it would be a good idea if everyone followed this rule, bathrooms do not have to be smelly places and the reason they are is usually because people don’t treat them correctly, you should not take anything to read with you when you visit the toilet, this just encourages you to sit and procrastinate, meditate or whatever you like to call it, and there is nothing wrong with this if you have the time and inclination and nobody else wants to use the toilet but you must adopt a hygienic attitude which I can describe best by saying you must use the 4W’s and they are number one whoopsee, number two Wipe, number three woosh it away, number four wash your hands.

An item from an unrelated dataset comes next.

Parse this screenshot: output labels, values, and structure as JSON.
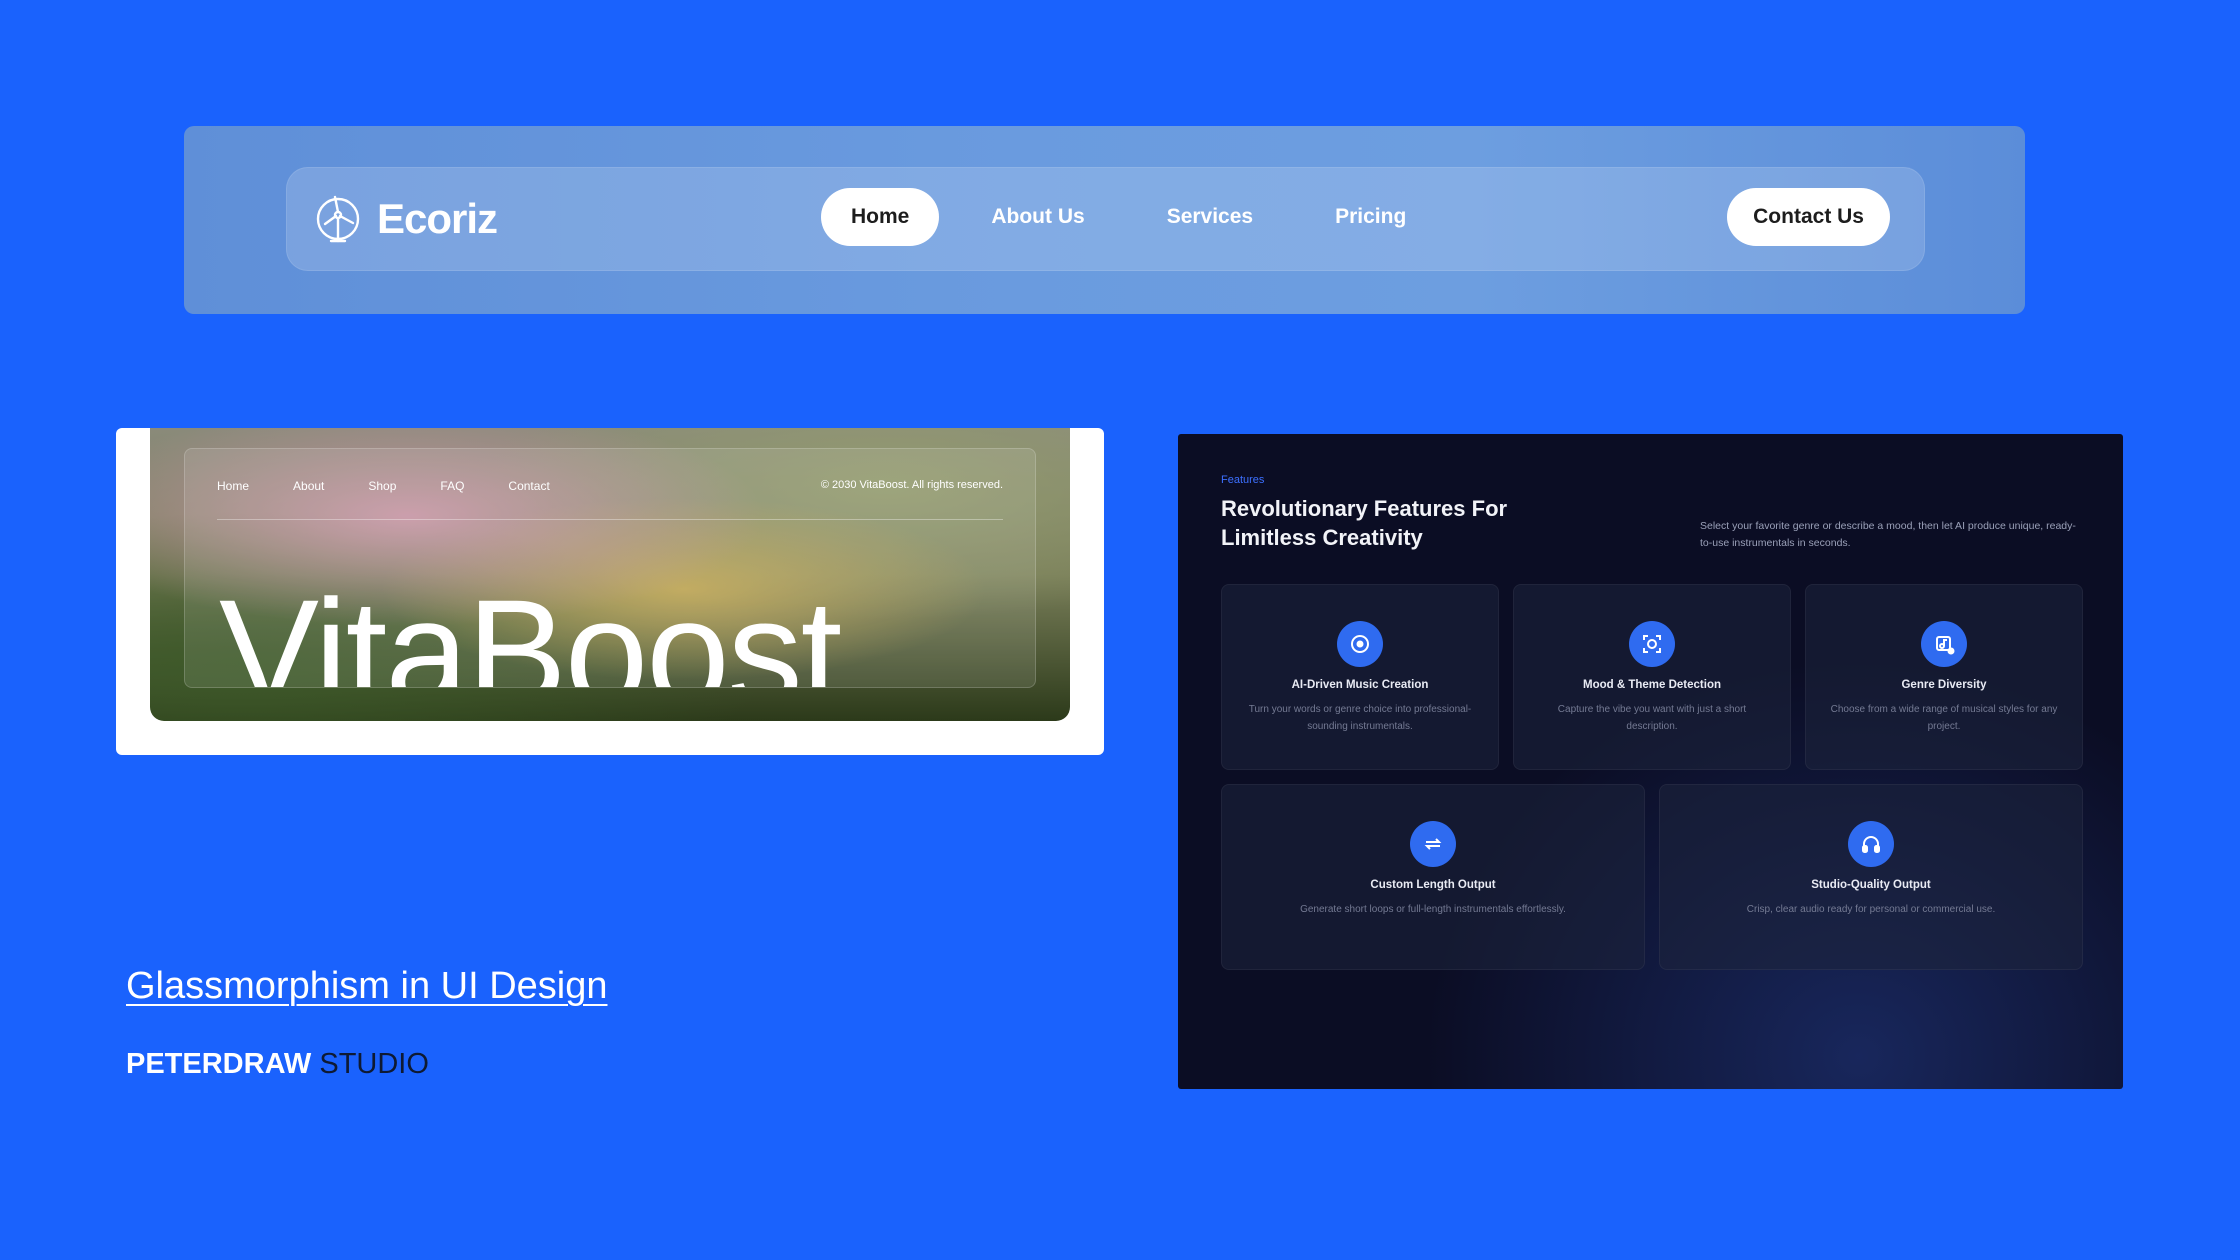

The point being there should be no delay between number one and the numbers two and three, if you sit there between number one whoopsee and a number four without doing number two and number three all you are doing is wasting your time and polluting the atmosphere which is something you don’t need and certainly don’t want to do so the rule is do it and flush it quick, if you don’t appreciate the improvement I’m sure your family will.
If this habit is practised by everybody that uses the bathroom you will see a noticeable improvement, after all if it’s on its way to the sewage works you can’t smell it, please do not put wetwipes down the toilet bowl, they do not dissolve and the result is that the main sewer gets blocked and it is a mammoth task to remove the blockage.
It amazes me that some parents do not ensure that their children wash their hands properly after using the toilet, children are always in a rush and they think they're wasting their time washing their hands more than once a day, so it's up to the parents to insist to prevent food poisoning, which is not very pleasant, there are certain rules which have to be obeyed and properly.
It's not sufficient just to wet your fingers, you must clean your hands with soap and do it thoroughly if you don't spend more than a minute doing this simple task then you haven't done it well enough, encourage them to count up to 60 ticking off the seconds.
Make sure they don't rush in from the garden where they have been playing in the dirt and sit straight down to the table thinking they can start their dinner, no food until you clean should be the rule, they won't like it but they'll get used to it, and after a while it will be completely routine.
On the subject of gardens if you have little ones I expect you provide them with a sandpit, make sure that it is always covered when not being used, this is to prevent household pets using it as their toilet, make sure that your pets have full protection from parasites both internal and external, household pets can carry worms, which given half a chance they will leave in your sandpit in their droppings, if your little ones get contaminated with these worms it can lead to blindness.
Home Page -
Buzcall.com is part of a Global Operation to keep you informed. And tell you what to do to keep you and yours safe.